**Problem description**
Look through the listing for the word "сообщение". Copy each line that has it.

**Available records**

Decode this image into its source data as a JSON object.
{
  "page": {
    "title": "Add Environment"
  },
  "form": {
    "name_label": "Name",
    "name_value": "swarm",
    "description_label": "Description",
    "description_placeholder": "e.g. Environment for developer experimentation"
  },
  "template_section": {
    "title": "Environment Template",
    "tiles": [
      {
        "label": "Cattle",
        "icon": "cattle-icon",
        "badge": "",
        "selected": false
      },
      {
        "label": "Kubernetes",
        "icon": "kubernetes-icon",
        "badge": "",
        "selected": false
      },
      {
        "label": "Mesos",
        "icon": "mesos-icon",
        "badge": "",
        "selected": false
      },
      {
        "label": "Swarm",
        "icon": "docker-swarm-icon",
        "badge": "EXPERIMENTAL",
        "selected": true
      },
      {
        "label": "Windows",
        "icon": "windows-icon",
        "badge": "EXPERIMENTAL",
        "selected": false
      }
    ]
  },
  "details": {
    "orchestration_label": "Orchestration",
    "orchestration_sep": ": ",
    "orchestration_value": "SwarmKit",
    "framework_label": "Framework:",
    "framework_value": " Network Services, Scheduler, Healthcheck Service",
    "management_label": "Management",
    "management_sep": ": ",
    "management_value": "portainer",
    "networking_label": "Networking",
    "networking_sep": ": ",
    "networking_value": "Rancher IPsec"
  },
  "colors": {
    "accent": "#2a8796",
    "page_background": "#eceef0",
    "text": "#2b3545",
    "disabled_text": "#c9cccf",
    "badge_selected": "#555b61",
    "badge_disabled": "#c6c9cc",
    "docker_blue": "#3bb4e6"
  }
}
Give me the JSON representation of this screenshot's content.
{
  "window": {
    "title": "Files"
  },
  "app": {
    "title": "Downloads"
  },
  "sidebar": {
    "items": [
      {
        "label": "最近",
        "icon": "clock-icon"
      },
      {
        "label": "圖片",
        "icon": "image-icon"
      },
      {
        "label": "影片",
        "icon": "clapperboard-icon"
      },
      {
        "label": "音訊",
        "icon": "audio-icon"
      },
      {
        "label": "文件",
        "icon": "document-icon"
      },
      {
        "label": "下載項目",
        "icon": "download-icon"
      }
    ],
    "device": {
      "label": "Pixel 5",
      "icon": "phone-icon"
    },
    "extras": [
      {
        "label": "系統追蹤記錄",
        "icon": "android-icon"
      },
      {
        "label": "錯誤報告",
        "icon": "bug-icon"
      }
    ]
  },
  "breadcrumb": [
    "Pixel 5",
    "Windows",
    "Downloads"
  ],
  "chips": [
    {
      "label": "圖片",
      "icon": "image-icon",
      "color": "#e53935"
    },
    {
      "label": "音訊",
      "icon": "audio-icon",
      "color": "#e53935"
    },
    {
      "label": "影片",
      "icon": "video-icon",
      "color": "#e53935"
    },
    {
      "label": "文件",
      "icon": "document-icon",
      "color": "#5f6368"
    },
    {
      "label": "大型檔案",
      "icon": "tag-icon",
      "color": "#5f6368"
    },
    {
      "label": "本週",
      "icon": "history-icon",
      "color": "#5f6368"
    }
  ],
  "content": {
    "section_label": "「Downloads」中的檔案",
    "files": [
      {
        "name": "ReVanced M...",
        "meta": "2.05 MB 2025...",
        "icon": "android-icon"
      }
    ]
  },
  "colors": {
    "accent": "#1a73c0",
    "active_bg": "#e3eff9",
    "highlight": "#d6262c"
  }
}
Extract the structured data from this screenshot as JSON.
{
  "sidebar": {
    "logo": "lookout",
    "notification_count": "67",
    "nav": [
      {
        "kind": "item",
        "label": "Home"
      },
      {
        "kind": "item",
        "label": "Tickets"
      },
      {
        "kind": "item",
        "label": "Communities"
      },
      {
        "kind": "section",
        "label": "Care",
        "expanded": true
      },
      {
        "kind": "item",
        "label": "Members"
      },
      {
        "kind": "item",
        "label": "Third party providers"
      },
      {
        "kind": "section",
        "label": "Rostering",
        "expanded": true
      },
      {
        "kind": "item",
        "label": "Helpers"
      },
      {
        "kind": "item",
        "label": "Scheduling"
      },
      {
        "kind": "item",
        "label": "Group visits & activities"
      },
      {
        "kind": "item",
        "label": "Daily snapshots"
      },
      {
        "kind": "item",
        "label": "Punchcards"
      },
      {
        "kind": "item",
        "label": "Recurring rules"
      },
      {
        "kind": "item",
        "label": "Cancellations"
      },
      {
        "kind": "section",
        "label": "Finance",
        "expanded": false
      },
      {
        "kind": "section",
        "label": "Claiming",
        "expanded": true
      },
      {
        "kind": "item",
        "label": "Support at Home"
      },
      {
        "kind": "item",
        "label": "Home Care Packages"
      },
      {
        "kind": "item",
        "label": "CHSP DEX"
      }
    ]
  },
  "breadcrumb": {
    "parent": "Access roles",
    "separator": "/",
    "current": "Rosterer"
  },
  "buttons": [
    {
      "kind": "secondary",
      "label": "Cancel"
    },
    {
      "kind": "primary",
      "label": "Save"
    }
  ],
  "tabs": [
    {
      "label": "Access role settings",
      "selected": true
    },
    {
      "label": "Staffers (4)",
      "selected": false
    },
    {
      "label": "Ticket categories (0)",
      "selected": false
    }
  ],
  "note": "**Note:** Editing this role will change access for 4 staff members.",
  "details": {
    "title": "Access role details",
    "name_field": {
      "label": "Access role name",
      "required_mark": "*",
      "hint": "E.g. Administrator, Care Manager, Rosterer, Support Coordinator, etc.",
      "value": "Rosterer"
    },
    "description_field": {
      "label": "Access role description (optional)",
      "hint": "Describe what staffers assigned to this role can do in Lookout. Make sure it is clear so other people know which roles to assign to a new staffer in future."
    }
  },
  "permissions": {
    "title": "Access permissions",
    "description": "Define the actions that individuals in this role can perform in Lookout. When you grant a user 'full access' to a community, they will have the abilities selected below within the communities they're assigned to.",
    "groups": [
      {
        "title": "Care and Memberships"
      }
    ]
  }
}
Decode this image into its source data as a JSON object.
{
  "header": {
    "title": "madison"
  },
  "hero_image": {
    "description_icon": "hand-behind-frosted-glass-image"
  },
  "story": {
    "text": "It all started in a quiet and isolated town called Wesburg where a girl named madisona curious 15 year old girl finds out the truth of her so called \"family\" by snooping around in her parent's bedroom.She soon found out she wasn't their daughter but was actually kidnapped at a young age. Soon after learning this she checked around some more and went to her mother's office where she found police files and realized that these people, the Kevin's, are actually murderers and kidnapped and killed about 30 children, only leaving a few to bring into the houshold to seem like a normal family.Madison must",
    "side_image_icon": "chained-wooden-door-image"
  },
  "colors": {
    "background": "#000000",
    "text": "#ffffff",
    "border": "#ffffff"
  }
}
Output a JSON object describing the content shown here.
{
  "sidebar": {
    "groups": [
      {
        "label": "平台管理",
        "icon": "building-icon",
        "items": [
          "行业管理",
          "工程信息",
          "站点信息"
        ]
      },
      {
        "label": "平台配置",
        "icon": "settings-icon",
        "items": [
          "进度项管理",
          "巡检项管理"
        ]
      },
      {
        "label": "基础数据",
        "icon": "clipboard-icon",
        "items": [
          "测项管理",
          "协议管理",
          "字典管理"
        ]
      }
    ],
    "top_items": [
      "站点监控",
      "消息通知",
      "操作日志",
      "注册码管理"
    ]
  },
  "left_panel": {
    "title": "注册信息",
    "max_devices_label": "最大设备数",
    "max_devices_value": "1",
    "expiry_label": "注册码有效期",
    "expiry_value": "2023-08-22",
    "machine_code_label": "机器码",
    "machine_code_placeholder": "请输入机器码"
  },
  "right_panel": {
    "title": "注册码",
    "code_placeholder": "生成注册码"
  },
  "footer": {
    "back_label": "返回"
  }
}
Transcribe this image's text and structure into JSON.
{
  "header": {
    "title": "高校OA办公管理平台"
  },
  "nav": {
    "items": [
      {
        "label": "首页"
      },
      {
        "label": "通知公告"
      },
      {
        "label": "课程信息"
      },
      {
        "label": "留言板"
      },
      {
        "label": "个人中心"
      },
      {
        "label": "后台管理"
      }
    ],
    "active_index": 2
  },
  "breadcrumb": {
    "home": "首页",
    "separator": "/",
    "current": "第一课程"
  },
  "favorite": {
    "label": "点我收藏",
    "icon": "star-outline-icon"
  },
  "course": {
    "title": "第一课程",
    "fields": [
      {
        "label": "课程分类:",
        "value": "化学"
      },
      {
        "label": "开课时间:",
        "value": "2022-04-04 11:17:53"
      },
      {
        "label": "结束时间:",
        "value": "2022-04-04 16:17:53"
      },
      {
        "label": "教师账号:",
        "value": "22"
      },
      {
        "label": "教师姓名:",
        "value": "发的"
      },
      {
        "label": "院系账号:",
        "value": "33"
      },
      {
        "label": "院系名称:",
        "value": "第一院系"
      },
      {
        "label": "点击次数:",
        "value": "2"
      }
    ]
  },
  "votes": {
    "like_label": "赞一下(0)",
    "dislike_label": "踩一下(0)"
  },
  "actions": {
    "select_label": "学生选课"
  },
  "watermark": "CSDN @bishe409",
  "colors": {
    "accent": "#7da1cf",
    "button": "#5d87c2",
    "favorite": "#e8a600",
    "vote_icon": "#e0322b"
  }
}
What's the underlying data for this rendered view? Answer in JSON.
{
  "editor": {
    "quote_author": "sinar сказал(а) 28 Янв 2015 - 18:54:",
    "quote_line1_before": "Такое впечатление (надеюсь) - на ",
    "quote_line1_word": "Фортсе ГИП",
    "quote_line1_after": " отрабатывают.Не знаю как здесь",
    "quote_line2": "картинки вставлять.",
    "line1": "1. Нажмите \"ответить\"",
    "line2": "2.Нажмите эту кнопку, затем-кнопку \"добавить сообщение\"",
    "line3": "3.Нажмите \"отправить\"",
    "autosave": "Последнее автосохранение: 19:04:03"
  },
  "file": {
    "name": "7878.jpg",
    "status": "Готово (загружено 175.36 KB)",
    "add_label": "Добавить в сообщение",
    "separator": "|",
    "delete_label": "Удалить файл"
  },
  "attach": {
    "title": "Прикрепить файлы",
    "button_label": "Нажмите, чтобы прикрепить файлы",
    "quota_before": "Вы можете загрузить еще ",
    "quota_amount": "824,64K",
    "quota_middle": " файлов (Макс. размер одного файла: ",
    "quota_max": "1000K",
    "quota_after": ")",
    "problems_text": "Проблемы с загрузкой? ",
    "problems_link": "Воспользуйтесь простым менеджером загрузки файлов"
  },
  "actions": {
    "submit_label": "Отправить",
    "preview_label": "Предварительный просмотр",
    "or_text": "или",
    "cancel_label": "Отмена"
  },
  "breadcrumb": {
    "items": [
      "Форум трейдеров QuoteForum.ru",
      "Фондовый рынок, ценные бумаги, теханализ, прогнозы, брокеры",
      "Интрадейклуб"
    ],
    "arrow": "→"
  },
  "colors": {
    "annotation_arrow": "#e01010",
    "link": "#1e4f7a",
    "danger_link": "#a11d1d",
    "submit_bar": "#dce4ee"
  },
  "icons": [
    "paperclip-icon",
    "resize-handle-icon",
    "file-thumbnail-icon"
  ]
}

**Output of the exercise**
    "line2": "2.Нажмите эту кнопку, затем-кнопку \"добавить сообщение\"",
    "add_label": "Добавить в сообщение",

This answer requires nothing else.